Who public radio broadcasters are: members of a congregation, with our listeners
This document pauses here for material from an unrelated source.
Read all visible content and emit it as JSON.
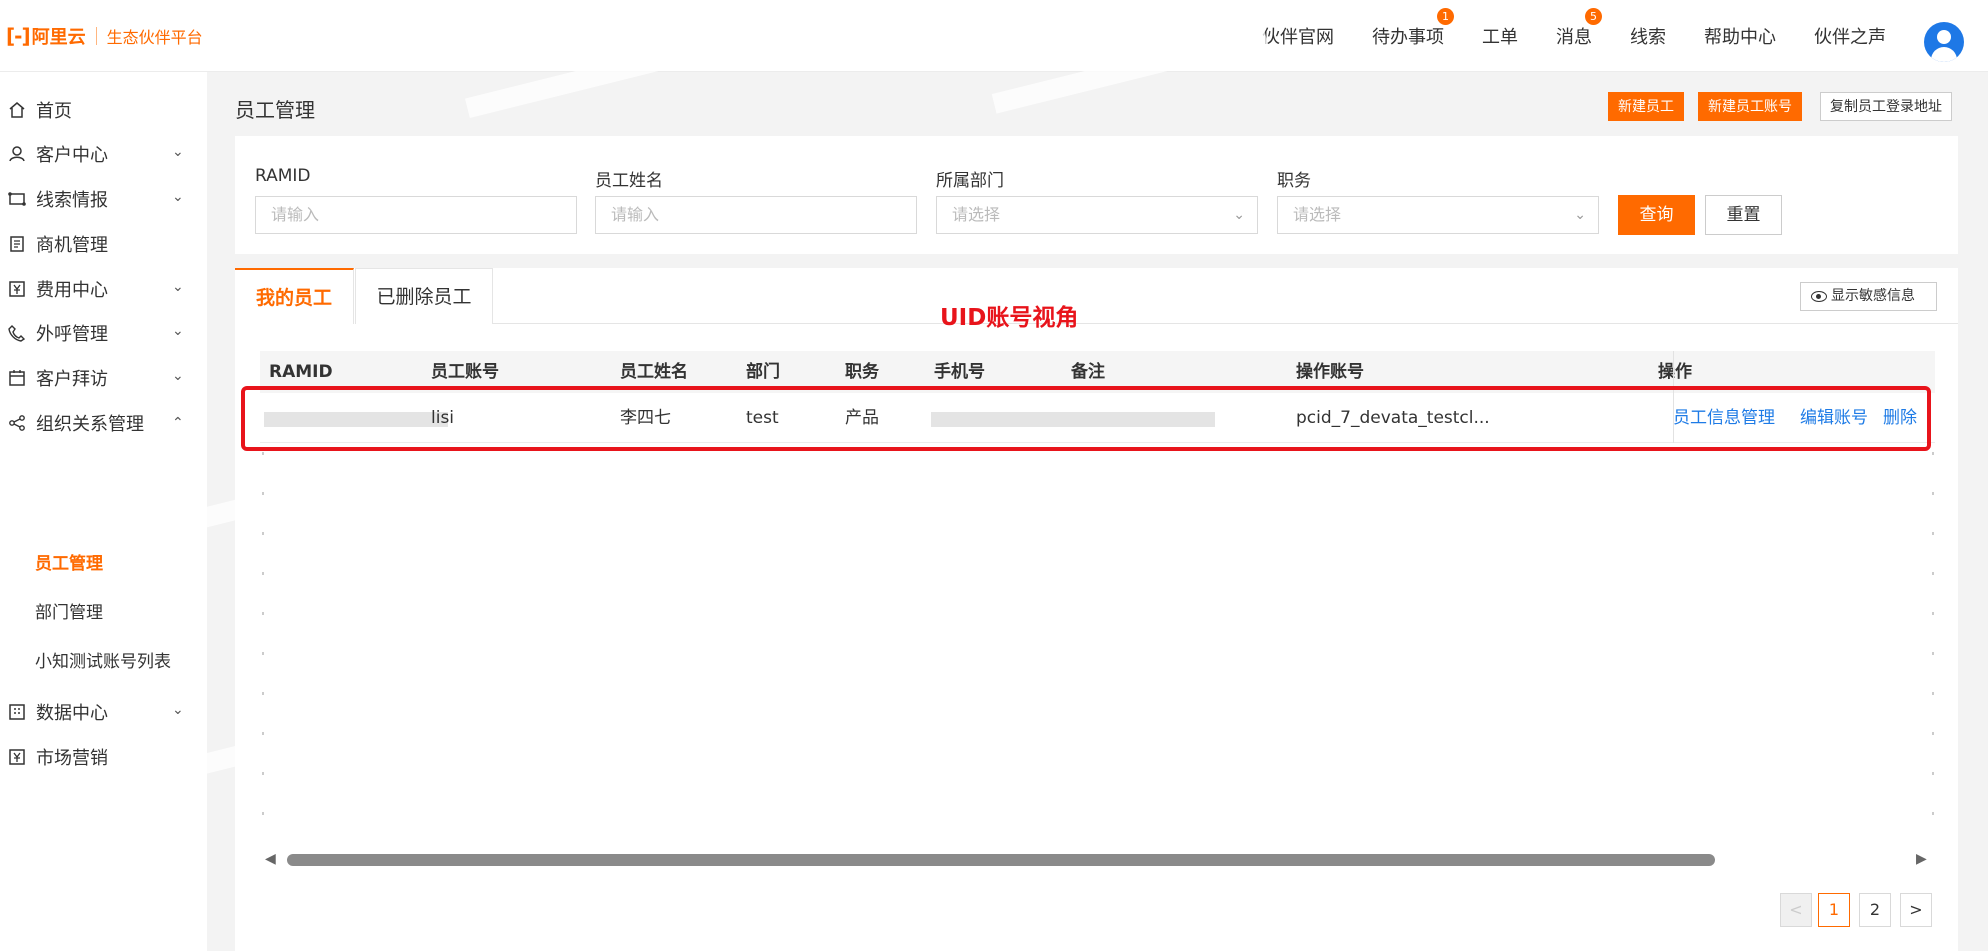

This is the view from Martin Goldsmith, then host of NPR’s daily classical music program Performance Today, who served as announcer, producer and program director at Washington’s WETA-FM between 1974 and 1986. From the same thinking that has offered “seamlessness,” “affinity,” “modes” and “appeal-driven programming” as ways of capturing the public radio audience now comes “customer service.” At first glance, this concept seems perfectly reasonable, even admirable. It conjures up images of the radio programmer as shopkeeper, hustling to fill his customers’ orders, keeping them satisfied so that they’ll continue to place their orders at that familiar stand on the dial. With customer satisfaction, so the theory goes, comes customer loyalty …